If a straight line is bisected and a straight line is added to it in a straight line, then the rectangle contained by the whole with the added straight line and the added straight line together with the square on the half equals the square on the straight line made up of the half and the added straight line.

Let a straight line *AB* be bisected at the point *C,* and let a straight line *BD* be added to it in a straight line.

I say that the rectangle *AD* by *DB* together with the square on *CB* equals the square on *CD.*

Describe the square *CEFD* on *CD,* and join *DE.* Draw *BG* through the point *B* parallel to either *EC* or *DF,* draw *KM* through the point *H* parallel to either *AB* or *EF,* and further draw *AK* through *A* parallel to either *CL* or *DM.*

Then, since *AC* equals *CB, AL* also equals *CH.* But *CH* equals *HF.* Therefore *AL* also equals *HF.*

Add *CM* to each. Therefore the whole *AM* equals the gnomon *NOP.*

But *AM* is the rectangle *AD* by *DB,* for *DM* equals *DB.* Therefore the gnomon *NOP* also equals the rectangle *AD* by *DB.*

Add *LG,* which equals the square on *BC,* to each. Therefore the rectangle *AD* by *DB* together with the square on *CB* equals the gnomon *NOP* plus *LG.*

But the gnomon *NOP* and *LG* are the whole square *CEFD,* which is described on *CD.*

Therefore the rectangle *AD* by *DB* together with the square on *CB* equals the square on *CD.*

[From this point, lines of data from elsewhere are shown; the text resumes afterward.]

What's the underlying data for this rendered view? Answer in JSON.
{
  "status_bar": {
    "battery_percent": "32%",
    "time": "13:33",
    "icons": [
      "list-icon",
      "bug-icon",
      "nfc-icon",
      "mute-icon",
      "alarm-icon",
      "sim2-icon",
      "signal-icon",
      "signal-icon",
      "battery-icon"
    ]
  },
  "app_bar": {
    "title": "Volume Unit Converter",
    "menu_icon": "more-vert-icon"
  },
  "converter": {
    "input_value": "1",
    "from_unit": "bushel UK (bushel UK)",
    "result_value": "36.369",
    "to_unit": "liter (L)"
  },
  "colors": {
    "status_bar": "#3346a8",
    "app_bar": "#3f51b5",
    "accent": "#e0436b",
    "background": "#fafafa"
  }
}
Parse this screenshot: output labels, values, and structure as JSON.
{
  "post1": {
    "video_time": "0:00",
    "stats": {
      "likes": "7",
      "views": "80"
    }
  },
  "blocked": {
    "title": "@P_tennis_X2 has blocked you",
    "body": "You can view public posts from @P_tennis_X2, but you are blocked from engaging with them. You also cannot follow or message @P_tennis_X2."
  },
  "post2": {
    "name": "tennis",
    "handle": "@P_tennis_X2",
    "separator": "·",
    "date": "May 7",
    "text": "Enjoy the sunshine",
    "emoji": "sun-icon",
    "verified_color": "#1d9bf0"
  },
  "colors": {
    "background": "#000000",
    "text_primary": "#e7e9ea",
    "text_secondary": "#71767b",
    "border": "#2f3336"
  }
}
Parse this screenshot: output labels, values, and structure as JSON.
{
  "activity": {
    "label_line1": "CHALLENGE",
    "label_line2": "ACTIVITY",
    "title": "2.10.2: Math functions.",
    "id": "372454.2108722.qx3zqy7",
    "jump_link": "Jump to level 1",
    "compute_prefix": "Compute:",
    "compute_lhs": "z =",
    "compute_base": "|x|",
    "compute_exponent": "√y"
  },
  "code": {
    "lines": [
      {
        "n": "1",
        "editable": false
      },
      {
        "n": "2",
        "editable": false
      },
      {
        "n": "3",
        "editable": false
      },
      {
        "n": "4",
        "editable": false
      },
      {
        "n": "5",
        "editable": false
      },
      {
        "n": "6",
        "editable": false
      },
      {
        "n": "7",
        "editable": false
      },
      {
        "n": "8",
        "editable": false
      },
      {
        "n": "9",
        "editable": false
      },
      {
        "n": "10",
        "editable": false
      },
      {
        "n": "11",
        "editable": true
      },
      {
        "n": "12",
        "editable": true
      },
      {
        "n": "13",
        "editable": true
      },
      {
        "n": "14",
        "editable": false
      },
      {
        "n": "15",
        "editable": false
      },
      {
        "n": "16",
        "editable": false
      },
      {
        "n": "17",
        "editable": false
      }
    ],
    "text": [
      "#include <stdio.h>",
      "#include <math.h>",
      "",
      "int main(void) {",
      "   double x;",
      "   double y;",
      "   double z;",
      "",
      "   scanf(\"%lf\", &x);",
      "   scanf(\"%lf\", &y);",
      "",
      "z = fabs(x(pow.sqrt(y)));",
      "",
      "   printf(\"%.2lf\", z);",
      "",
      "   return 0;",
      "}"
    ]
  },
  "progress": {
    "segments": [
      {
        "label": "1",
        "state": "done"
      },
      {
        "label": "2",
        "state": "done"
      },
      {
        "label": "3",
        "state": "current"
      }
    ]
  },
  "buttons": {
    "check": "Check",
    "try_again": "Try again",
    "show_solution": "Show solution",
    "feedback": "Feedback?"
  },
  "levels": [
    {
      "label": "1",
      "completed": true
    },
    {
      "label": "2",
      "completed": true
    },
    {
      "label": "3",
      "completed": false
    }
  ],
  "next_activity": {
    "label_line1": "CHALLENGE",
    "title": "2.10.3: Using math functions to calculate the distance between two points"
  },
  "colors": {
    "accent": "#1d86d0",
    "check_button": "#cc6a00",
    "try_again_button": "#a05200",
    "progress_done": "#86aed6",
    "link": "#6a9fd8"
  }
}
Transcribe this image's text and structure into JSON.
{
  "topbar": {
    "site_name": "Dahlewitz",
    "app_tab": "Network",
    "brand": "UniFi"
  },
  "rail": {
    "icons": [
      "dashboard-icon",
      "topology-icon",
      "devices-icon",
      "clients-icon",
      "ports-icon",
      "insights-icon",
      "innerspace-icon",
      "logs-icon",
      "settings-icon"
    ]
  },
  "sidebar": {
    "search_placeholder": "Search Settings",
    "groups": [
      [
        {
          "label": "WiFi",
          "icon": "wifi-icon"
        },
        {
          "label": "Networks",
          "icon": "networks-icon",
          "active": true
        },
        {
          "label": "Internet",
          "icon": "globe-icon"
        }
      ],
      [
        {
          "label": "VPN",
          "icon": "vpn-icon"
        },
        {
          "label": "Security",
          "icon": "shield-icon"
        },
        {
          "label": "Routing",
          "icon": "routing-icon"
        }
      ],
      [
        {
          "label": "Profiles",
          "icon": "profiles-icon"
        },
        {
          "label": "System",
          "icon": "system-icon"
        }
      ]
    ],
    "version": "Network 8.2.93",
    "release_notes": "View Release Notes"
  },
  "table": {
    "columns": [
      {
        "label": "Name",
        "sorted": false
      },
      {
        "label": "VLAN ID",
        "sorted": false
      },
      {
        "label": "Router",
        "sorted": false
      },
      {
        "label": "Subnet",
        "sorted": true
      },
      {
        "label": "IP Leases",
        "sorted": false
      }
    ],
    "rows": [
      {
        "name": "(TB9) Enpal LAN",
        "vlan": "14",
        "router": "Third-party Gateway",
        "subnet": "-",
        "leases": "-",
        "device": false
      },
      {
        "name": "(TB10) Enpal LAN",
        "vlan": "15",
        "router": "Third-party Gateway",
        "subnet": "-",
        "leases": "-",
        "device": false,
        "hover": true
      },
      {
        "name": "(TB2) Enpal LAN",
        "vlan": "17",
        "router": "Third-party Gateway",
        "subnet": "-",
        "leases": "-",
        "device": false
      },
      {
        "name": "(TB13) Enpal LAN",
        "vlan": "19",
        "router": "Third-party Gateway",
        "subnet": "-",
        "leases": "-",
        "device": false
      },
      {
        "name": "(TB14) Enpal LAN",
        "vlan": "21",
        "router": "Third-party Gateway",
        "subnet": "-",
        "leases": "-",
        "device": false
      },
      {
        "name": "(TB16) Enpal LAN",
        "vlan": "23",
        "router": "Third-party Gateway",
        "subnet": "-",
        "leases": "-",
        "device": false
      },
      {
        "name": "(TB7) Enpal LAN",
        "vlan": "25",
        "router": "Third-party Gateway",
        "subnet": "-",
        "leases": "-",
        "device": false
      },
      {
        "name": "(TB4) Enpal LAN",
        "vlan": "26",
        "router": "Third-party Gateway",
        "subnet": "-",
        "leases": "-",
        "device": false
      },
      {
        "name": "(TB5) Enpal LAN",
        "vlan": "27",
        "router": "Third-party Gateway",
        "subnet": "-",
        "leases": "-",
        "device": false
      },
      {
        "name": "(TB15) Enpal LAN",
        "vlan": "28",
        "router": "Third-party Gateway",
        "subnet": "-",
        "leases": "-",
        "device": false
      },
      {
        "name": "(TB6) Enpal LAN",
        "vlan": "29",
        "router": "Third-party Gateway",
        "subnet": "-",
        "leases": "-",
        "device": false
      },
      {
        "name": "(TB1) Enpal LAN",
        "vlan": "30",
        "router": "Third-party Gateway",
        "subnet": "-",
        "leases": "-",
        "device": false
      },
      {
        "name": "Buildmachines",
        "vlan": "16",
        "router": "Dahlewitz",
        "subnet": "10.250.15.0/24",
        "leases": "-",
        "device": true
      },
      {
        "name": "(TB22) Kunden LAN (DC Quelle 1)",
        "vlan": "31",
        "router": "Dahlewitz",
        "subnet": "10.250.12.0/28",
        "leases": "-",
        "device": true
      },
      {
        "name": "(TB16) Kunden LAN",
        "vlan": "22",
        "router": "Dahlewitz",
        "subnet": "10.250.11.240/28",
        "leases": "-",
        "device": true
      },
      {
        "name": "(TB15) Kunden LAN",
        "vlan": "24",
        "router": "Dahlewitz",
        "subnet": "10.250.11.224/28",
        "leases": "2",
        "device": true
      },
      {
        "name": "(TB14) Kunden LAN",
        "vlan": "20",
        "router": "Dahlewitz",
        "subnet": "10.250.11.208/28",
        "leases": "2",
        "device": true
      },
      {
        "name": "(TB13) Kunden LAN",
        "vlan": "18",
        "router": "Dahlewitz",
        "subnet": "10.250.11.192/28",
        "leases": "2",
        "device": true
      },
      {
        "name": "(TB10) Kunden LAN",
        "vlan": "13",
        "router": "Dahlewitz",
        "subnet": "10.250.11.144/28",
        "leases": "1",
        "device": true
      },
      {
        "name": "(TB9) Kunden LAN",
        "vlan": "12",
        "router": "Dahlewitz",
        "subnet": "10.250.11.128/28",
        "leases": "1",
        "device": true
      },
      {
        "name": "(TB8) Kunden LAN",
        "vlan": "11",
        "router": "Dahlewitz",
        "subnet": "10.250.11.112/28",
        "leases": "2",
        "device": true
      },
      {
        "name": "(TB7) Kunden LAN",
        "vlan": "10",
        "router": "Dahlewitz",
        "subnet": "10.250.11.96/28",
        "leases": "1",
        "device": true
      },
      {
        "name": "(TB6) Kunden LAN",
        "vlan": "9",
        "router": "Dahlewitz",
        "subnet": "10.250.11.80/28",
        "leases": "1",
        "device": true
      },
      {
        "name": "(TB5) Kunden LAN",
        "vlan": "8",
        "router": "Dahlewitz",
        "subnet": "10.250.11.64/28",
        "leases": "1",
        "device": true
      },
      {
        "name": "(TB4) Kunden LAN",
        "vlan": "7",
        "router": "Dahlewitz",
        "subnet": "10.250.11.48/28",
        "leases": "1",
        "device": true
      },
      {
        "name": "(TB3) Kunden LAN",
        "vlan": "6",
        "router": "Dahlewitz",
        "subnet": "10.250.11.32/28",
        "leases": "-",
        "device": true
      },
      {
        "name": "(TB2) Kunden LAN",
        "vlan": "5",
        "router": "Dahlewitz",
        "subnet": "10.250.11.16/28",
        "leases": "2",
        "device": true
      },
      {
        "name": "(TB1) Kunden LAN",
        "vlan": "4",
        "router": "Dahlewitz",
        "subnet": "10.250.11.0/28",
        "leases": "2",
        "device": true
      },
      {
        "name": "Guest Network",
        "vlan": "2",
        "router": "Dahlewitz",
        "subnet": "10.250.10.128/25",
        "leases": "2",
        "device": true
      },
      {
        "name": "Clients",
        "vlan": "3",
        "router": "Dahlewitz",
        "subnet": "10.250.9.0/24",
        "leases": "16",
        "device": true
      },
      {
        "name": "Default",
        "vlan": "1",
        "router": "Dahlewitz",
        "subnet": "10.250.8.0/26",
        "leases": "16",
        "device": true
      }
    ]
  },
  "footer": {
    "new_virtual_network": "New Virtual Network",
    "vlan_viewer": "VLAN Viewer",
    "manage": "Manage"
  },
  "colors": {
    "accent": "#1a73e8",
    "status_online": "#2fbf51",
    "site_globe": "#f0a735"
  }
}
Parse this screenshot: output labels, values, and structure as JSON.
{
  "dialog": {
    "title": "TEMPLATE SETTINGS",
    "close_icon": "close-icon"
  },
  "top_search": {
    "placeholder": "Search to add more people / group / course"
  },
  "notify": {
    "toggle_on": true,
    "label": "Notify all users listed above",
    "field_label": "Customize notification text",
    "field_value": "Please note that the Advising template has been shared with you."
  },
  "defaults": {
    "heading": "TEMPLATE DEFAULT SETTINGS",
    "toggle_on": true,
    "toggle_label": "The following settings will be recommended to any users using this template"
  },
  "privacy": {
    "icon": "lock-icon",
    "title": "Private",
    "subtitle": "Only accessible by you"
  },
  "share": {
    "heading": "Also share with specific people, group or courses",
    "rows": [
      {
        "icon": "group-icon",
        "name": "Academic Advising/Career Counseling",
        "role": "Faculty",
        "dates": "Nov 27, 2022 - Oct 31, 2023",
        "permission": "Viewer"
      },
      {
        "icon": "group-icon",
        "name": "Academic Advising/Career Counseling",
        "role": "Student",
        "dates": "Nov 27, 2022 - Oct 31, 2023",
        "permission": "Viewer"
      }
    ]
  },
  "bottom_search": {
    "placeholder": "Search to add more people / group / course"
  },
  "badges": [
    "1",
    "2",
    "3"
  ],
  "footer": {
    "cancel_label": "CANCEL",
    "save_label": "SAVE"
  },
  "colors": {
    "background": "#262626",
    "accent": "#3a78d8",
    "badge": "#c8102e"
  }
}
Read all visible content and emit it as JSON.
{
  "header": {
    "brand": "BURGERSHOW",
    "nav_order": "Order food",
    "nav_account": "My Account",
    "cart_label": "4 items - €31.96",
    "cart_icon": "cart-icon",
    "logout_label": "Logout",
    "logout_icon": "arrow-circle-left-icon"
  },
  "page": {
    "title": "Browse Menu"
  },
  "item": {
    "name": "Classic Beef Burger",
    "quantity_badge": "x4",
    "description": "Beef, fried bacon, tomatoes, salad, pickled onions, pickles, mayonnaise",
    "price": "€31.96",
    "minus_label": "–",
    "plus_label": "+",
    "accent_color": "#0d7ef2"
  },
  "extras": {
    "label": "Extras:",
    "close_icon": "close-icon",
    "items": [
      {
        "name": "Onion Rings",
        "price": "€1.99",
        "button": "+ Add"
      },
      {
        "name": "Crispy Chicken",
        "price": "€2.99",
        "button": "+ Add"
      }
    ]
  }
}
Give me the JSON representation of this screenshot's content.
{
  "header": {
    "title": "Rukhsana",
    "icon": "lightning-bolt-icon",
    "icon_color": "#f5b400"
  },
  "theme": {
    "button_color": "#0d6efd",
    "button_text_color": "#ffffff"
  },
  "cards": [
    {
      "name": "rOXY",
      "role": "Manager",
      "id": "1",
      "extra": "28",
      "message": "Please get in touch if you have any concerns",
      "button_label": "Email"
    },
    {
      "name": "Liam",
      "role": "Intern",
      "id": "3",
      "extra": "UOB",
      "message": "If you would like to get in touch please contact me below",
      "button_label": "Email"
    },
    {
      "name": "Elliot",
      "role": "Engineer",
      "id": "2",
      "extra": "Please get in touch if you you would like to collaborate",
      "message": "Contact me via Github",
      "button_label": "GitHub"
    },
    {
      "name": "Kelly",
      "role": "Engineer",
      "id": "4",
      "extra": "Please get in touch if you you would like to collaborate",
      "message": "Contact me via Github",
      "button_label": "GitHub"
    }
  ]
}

Therefore *if a straight line is bisected and a straight line is added to it in a straight line, then the rectangle contained by the whole with the added straight line and the added straight line together with the square on the half equals the square on the straight line made up of the half and the added straight line.*

Q.E.D.

Let *b* denote the line *AB,* *x* denote *AD,* and *y* denote *BD* as in II.5. Then *x* – *y* = *b* (as opposed to *x* + *y* = *b* as in II.5).
According to this proposition the rectangle *AD* by *DB,* which is the product *xy,* is the difference of two squares, the large one being the square on the line *CD,* that is the square of *x* – *b*/2, and the small one being the square on the line *CB,* that is, the square of *b*/2. Algebraically,

This equation is easily verified with modern algebra, but it’s also easily verified in geometry, as done here in the proof.

The geometric proof is primarily an exercise in cutting and pasting. The rectangle *AB* by *DB* is the rectangle *AM,* which is the sum of the rectangles *AL* and *CM.* But the rectangles *AL, CH,* and *HF* are all equal. Therefore, the rectangle *AB* by *DB* equals the gnomon formed by the rectangles *CM* and *HF.* That gnomon is the square *CF* minus the square *LG,* but the latter equals the square on *BC.* Thus, the rectangle *AB* by *DB* equals the square on *DB* minus the square on *CB.*

a known value

In terms of *x* alone, this is equivalent to solving the quadratic equation *x*(*x* – *b*) = *c*^{2}.
Since this proposition says that *x*(*x* – *b*) = (*x* – *b*/2)^{2} – (*b*/2)^{2},
the problem reduces to solving the equation

that is, finding *CD* so that *CD*^{2} = (*b*/2)^{2} + *c*^{2}. By I.47, if a right triangle is constructed with one side equal to *b*/2 and another equal to *c,* then the hypotenuse will equal the required value for *CD.* Algebraically, the solutions *AD* for *x* and *BD* for *y* have the values

This analysis yields a construction to solve the quadratic problem stated above.

To apply a rectangle equal to a given square to a given straight line but exceeding it by a square.
Let Then, as described above, |

This construction is not found in the *Elements,* but a generalization of it to parallelograms is proposition VI.29.